Porat, N., Chazan, M., Grün, R., Aubert, M., Eisenmann, V., & Horwitz, L. K. (2010). New radiometric ages for the Fauresmith industry from Kathu Pan, southern Africa: Implications for the Earlier to Middle Stone Age transition.Journal of Archaeological Science, 37(2), 269-283.
Scerri, E. M., Drake, N. A., Jennings, R., & Groucutt, H. S. (2014). Earliest evidence for the structure of Homo sapiens populations in Africa. Quaternary Science Reviews, 101, 207-216.
Schoville, B. J. (2010). Frequency and distribution of edge damage on Middle Stone Age lithic points, Pinnacle Point 13B, South Africa. Journal of human evolution, 59(3), 378-391.
Stanford, D., Lowery, D., Jodry, M., Bradley, B. A., Kay, M., Stafford Jr, T. W., & Speakman, R. J. (2014). New evidence for a possible Paleolithic occupation of the Eastern North American continental shelf at the Last Glacial Maximum. In Prehistoric Archaeology on the Continental Shelf (pp. 73-93). Springer New York.
Tryon, C. A., McBrearty, S., & Texier, P. J. (2005). Levallois lithic technology from the Kapthurin formation, Kenya: Acheulian origin and Middle Stone Age diversity. African Archaeological Review, 22(4), 199-229.
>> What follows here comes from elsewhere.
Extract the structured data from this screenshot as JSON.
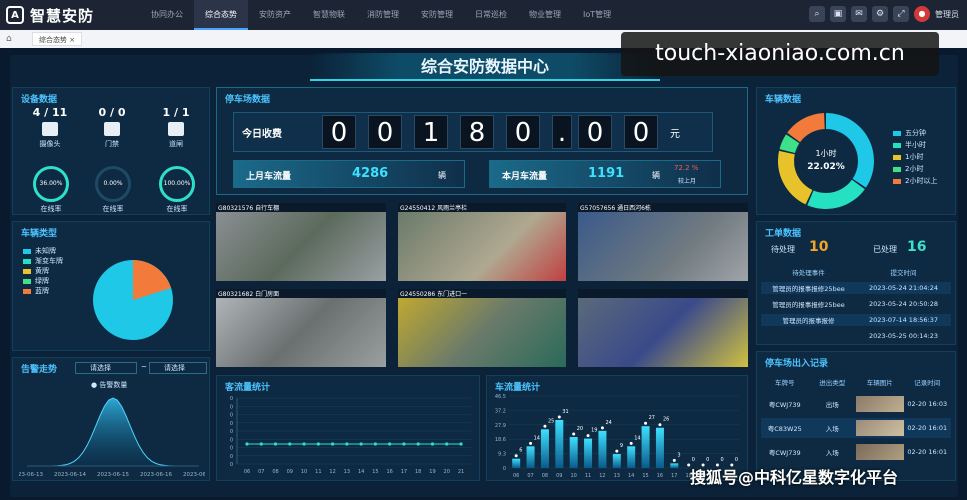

Wadley, L. (2005). A typological study of the final Middle Stone Age stone tools from Sibudu Cave, KwaZulu-Natal. The South African Archaeological Bulletin, 51-63.
Velichko, A. A., Pisareva, V. V., Sedov, S. N., Sinitsyn, A. A., & Timireva, S. N. (2009). Paleogeography of Kostenki-14 (Markina Gora). Archaeology, Ethnology and Anthropology of Eurasia, 37(4), 35-50.
Walker, S. J., Lukich, V., & Chazan, M. (2014). Kathu Townlands: a high density Earlier Stone Age locality in the interior of South Africa.
Wilkins, J., & Chazan, M. (2012). Blade production∼ 500 thousand years ago at Kathu Pan 1, South Africa: support for a multiple origins hypothesis for early Middle Pleistocene blade technologies. Journal of Archaeological Science,39(6), 1883-1900.
Wurz, S. (2002). Variability in the middle stone age lithic sequence, 115,000–60,000 years ago at Klasies river, South Africa. Journal of Archaeological Science, 29(9), 1001-1015.
Th featured image is of a small stone “core” found in South Africa at a location which is described as having a “carpet” of lithics as far as the eye can see. The image is from this blog: https://simonhoyte.wordpress.com/2015/07/15/carpets-of-artefacts-mountains-of-baboons/